In the data below, find every line with the word "Select" and copy it out.

Supplied data START

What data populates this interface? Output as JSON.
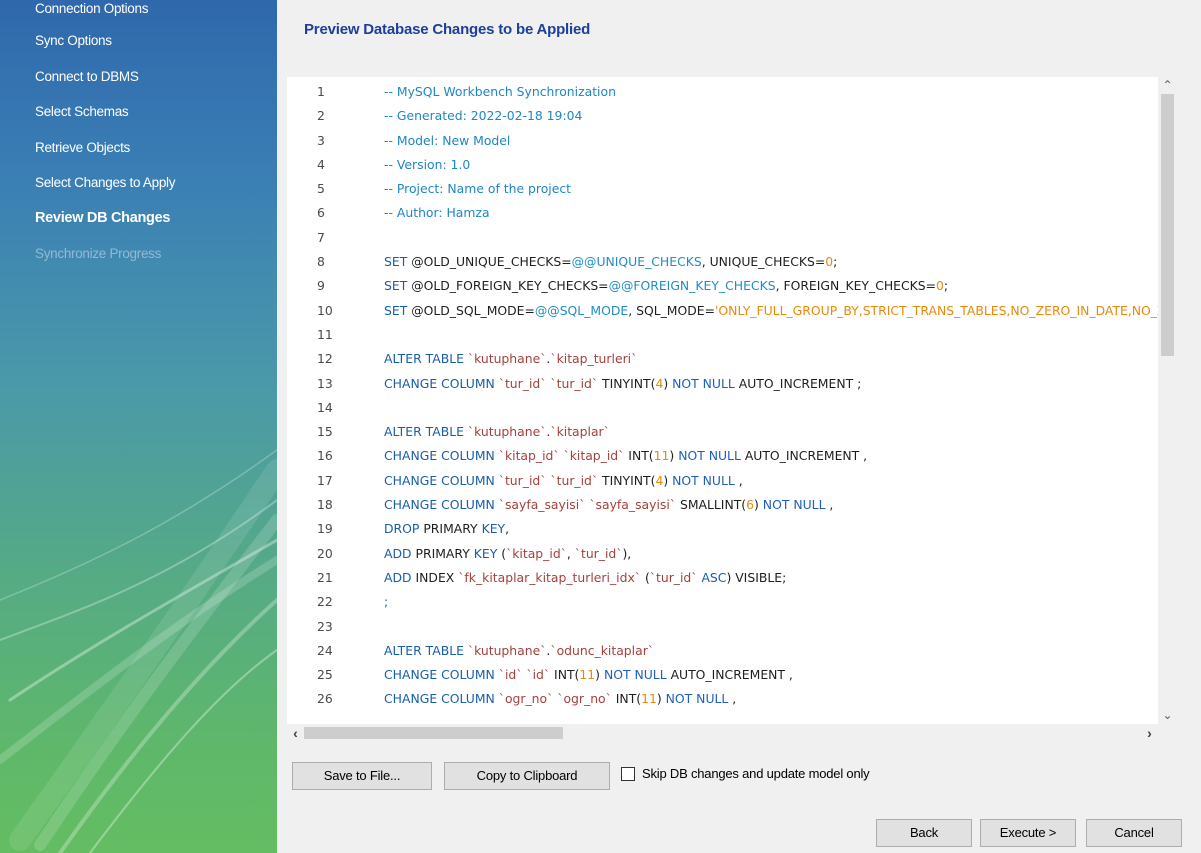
{
  "sidebar": {
    "steps": [
      {
        "label": "Connection Options",
        "state": "done"
      },
      {
        "label": "Sync Options",
        "state": "done"
      },
      {
        "label": "Connect to DBMS",
        "state": "done"
      },
      {
        "label": "Select Schemas",
        "state": "done"
      },
      {
        "label": "Retrieve Objects",
        "state": "done"
      },
      {
        "label": "Select Changes to Apply",
        "state": "done"
      },
      {
        "label": "Review DB Changes",
        "state": "current"
      },
      {
        "label": "Synchronize Progress",
        "state": "pending"
      }
    ]
  },
  "main": {
    "heading": "Preview Database Changes to be Applied",
    "editor": {
      "lines": [
        {
          "n": "1",
          "tokens": [
            {
              "t": "-- MySQL Workbench Synchronization",
              "c": "cmt"
            }
          ]
        },
        {
          "n": "2",
          "tokens": [
            {
              "t": "-- Generated: 2022-02-18 19:04",
              "c": "cmt"
            }
          ]
        },
        {
          "n": "3",
          "tokens": [
            {
              "t": "-- Model: New Model",
              "c": "cmt"
            }
          ]
        },
        {
          "n": "4",
          "tokens": [
            {
              "t": "-- Version: 1.0",
              "c": "cmt"
            }
          ]
        },
        {
          "n": "5",
          "tokens": [
            {
              "t": "-- Project: Name of the project",
              "c": "cmt"
            }
          ]
        },
        {
          "n": "6",
          "tokens": [
            {
              "t": "-- Author: Hamza",
              "c": "cmt"
            }
          ]
        },
        {
          "n": "7",
          "tokens": []
        },
        {
          "n": "8",
          "tokens": [
            {
              "t": "SET ",
              "c": "kw"
            },
            {
              "t": "@OLD_UNIQUE_CHECKS="
            },
            {
              "t": "@@UNIQUE_CHECKS",
              "c": "var"
            },
            {
              "t": ", UNIQUE_CHECKS="
            },
            {
              "t": "0",
              "c": "num"
            },
            {
              "t": ";"
            }
          ]
        },
        {
          "n": "9",
          "tokens": [
            {
              "t": "SET ",
              "c": "kw"
            },
            {
              "t": "@OLD_FOREIGN_KEY_CHECKS="
            },
            {
              "t": "@@FOREIGN_KEY_CHECKS",
              "c": "var"
            },
            {
              "t": ", FOREIGN_KEY_CHECKS="
            },
            {
              "t": "0",
              "c": "num"
            },
            {
              "t": ";"
            }
          ]
        },
        {
          "n": "10",
          "tokens": [
            {
              "t": "SET ",
              "c": "kw"
            },
            {
              "t": "@OLD_SQL_MODE="
            },
            {
              "t": "@@SQL_MODE",
              "c": "var"
            },
            {
              "t": ", SQL_MODE="
            },
            {
              "t": "'ONLY_FULL_GROUP_BY,STRICT_TRANS_TABLES,NO_ZERO_IN_DATE,NO_ZERO_DATE,ERROR_FOR_DIVISION_BY_ZERO,NO_ENGINE_SUBSTITUTION';",
              "c": "str"
            }
          ]
        },
        {
          "n": "11",
          "tokens": []
        },
        {
          "n": "12",
          "tokens": [
            {
              "t": "ALTER TABLE ",
              "c": "kw"
            },
            {
              "t": "`kutuphane`",
              "c": "ident"
            },
            {
              "t": "."
            },
            {
              "t": "`kitap_turleri`",
              "c": "ident"
            }
          ]
        },
        {
          "n": "13",
          "tokens": [
            {
              "t": "CHANGE COLUMN ",
              "c": "kw"
            },
            {
              "t": "`tur_id`",
              "c": "ident"
            },
            {
              "t": " "
            },
            {
              "t": "`tur_id`",
              "c": "ident"
            },
            {
              "t": " TINYINT("
            },
            {
              "t": "4",
              "c": "num"
            },
            {
              "t": ") "
            },
            {
              "t": "NOT NULL",
              "c": "nn"
            },
            {
              "t": " AUTO_INCREMENT ;"
            }
          ]
        },
        {
          "n": "14",
          "tokens": []
        },
        {
          "n": "15",
          "tokens": [
            {
              "t": "ALTER TABLE ",
              "c": "kw"
            },
            {
              "t": "`kutuphane`",
              "c": "ident"
            },
            {
              "t": "."
            },
            {
              "t": "`kitaplar`",
              "c": "ident"
            }
          ]
        },
        {
          "n": "16",
          "tokens": [
            {
              "t": "CHANGE COLUMN ",
              "c": "kw"
            },
            {
              "t": "`kitap_id`",
              "c": "ident"
            },
            {
              "t": " "
            },
            {
              "t": "`kitap_id`",
              "c": "ident"
            },
            {
              "t": " INT("
            },
            {
              "t": "11",
              "c": "num"
            },
            {
              "t": ") "
            },
            {
              "t": "NOT NULL",
              "c": "nn"
            },
            {
              "t": " AUTO_INCREMENT ,"
            }
          ]
        },
        {
          "n": "17",
          "tokens": [
            {
              "t": "CHANGE COLUMN ",
              "c": "kw"
            },
            {
              "t": "`tur_id`",
              "c": "ident"
            },
            {
              "t": " "
            },
            {
              "t": "`tur_id`",
              "c": "ident"
            },
            {
              "t": " TINYINT("
            },
            {
              "t": "4",
              "c": "num"
            },
            {
              "t": ") "
            },
            {
              "t": "NOT NULL",
              "c": "nn"
            },
            {
              "t": " ,"
            }
          ]
        },
        {
          "n": "18",
          "tokens": [
            {
              "t": "CHANGE COLUMN ",
              "c": "kw"
            },
            {
              "t": "`sayfa_sayisi`",
              "c": "ident"
            },
            {
              "t": " "
            },
            {
              "t": "`sayfa_sayisi`",
              "c": "ident"
            },
            {
              "t": " SMALLINT("
            },
            {
              "t": "6",
              "c": "num"
            },
            {
              "t": ") "
            },
            {
              "t": "NOT NULL",
              "c": "nn"
            },
            {
              "t": " ,"
            }
          ]
        },
        {
          "n": "19",
          "tokens": [
            {
              "t": "DROP ",
              "c": "kw"
            },
            {
              "t": "PRIMARY "
            },
            {
              "t": "KEY",
              "c": "kw"
            },
            {
              "t": ","
            }
          ]
        },
        {
          "n": "20",
          "tokens": [
            {
              "t": "ADD ",
              "c": "kw"
            },
            {
              "t": "PRIMARY "
            },
            {
              "t": "KEY",
              "c": "kw"
            },
            {
              "t": " ("
            },
            {
              "t": "`kitap_id`",
              "c": "ident"
            },
            {
              "t": ", "
            },
            {
              "t": "`tur_id`",
              "c": "ident"
            },
            {
              "t": "),"
            }
          ]
        },
        {
          "n": "21",
          "tokens": [
            {
              "t": "ADD ",
              "c": "kw"
            },
            {
              "t": "INDEX "
            },
            {
              "t": "`fk_kitaplar_kitap_turleri_idx`",
              "c": "ident"
            },
            {
              "t": " ("
            },
            {
              "t": "`tur_id`",
              "c": "ident"
            },
            {
              "t": " "
            },
            {
              "t": "ASC",
              "c": "kw"
            },
            {
              "t": ") VISIBLE;"
            }
          ]
        },
        {
          "n": "22",
          "tokens": [
            {
              "t": ";",
              "c": "nn"
            }
          ]
        },
        {
          "n": "23",
          "tokens": []
        },
        {
          "n": "24",
          "tokens": [
            {
              "t": "ALTER TABLE ",
              "c": "kw"
            },
            {
              "t": "`kutuphane`",
              "c": "ident"
            },
            {
              "t": "."
            },
            {
              "t": "`odunc_kitaplar`",
              "c": "ident"
            }
          ]
        },
        {
          "n": "25",
          "tokens": [
            {
              "t": "CHANGE COLUMN ",
              "c": "kw"
            },
            {
              "t": "`id`",
              "c": "ident"
            },
            {
              "t": " "
            },
            {
              "t": "`id`",
              "c": "ident"
            },
            {
              "t": " INT("
            },
            {
              "t": "11",
              "c": "num"
            },
            {
              "t": ") "
            },
            {
              "t": "NOT NULL",
              "c": "nn"
            },
            {
              "t": " AUTO_INCREMENT ,"
            }
          ]
        },
        {
          "n": "26",
          "tokens": [
            {
              "t": "CHANGE COLUMN ",
              "c": "kw"
            },
            {
              "t": "`ogr_no`",
              "c": "ident"
            },
            {
              "t": " "
            },
            {
              "t": "`ogr_no`",
              "c": "ident"
            },
            {
              "t": " INT("
            },
            {
              "t": "11",
              "c": "num"
            },
            {
              "t": ") "
            },
            {
              "t": "NOT NULL",
              "c": "nn"
            },
            {
              "t": " ,"
            }
          ]
        }
      ],
      "scrollbar_icons": {
        "up": "chevron-up-icon",
        "down": "chevron-down-icon",
        "left": "chevron-left-icon",
        "right": "chevron-right-icon"
      }
    },
    "save_button": "Save to File...",
    "copy_button": "Copy to Clipboard",
    "skip_checkbox": {
      "label": "Skip DB changes and update model only",
      "checked": false
    }
  },
  "footer": {
    "back": "Back",
    "execute": "Execute >",
    "cancel": "Cancel"
  },
  "colors": {
    "heading": "#1d3f99",
    "sidebar_top": "#2f68ac",
    "sidebar_bottom": "#64bd62",
    "comment": "#1f86c4",
    "keyword": "#185ea8",
    "string": "#e8890c",
    "identifier": "#a3413c"
  }
}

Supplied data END

*Solution below*
        "label": "Select Schemas",
        "label": "Select Changes to Apply",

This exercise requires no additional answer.